JUNE 2009

Application denied for Tennessee coal ash use
Use ruled out due to contaminants

The Tennessee coal ash spill covered hundreds of acres and spilled into streams and rivers.

The Pennsylvania Department of Environmental Protection (DEP) denied a request by the Tennessee Valley Authority to bring coal ash that spilled into the Emery River in Tennessee in December to Pennsylvania for reclamation of abandoned coal mines because the ash does not meet Pennsylvania’s strict environmental standards, according to Environmental Protection Secretary John Hanger.

“Coal ash that has been previously disposed of and stored as a waste material, and spilled onto adjacent land and into a river is classified as residual waste and does not meet the certification requirements for beneficial use under Pennsylvania law,” Hanger said. “This ash material was accidentally released from a disposal impoundment and mixed with unknown materials in the river water and bottom sediment. DEP only certifies coal ash for mine reclamation in Pennsylvania that is not contaminated with other materials and can meet our stringent chemical requirements.”

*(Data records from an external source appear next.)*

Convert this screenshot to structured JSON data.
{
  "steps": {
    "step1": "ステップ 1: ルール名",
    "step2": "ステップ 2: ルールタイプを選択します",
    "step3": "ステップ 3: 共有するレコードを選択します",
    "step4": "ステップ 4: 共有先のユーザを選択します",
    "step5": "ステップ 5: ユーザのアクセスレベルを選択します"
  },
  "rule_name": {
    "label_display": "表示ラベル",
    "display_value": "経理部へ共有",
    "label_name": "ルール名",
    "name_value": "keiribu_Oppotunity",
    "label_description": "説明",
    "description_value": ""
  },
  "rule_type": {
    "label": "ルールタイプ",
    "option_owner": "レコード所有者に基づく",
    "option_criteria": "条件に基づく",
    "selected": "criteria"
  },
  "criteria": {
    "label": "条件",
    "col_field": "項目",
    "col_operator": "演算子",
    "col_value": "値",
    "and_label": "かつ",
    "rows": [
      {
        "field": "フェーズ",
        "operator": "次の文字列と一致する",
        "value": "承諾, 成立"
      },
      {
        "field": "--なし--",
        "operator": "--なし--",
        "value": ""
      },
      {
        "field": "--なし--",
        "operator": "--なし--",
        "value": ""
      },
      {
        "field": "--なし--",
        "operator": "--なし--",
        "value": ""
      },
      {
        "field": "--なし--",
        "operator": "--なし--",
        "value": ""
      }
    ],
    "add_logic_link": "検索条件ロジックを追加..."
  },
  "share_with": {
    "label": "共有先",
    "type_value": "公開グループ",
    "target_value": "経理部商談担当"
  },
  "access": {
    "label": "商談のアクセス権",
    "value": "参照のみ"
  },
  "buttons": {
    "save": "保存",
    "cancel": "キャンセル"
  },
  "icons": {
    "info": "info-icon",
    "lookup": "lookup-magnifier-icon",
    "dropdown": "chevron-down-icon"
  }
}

In December 2008, the failure of an above-ground ash disposal impoundment at Harriman, Tennessee, spilled more than five million cubic yards of coal ash into the Emery River, adversely affecting the river and destroying homes and property.

The Environmental Protection Agency ordered the owner of the impoundment, the Tennessee Valley Authority, to dredge the ash material from the river as part of a cleanup plan. The authority applied to DEP in April to approve this ash source for use in the reclamation of mine lands in Pennsylvania.

DEP denied the request for certification because the material does not meet the definition of “coal ash” as defined in the Solid Waste Management Act and Pennsylvania’s Residual Waste regulations.

DEP regulates the beneficial use of coal ash and other materials in the reclamation of abandoned mine lands. This is done under strict environmental standards created to protect public health, safety and the environment while helping to alleviate Pennsylvania’s abandoned mine lands problem – generally acknowledged as the most extensive in the nation.

The ash certification process involves identification of the ash source, the type of coal ash generation process and the fuel sources utilized, and a determination of the physical and chemical properties of the ash. Coal ash and coal ash leachate are analyzed for 37 different chemical constituents and properties. The ash leachate must consistently contain concentration levels lower than the certification guideline limits in order to be approved for statewide beneficial use at mine sites.

More than 11 million tons of coal ash were used in the reclamation of coal mine sites in Pennsylvania in 2008. The majority of the ash was generated by burning waste coal, which resulted in removal of old waste piles that were contributing to stream pollution.

Pennsylvania has approximately 180,000 acres of abandoned mine lands dating back to when coal mining began in the state in the 1700s. More than two billion tons of waste coal sits in piles across the state and an estimated 4,600 miles of rivers and streams are degraded by mine drainage.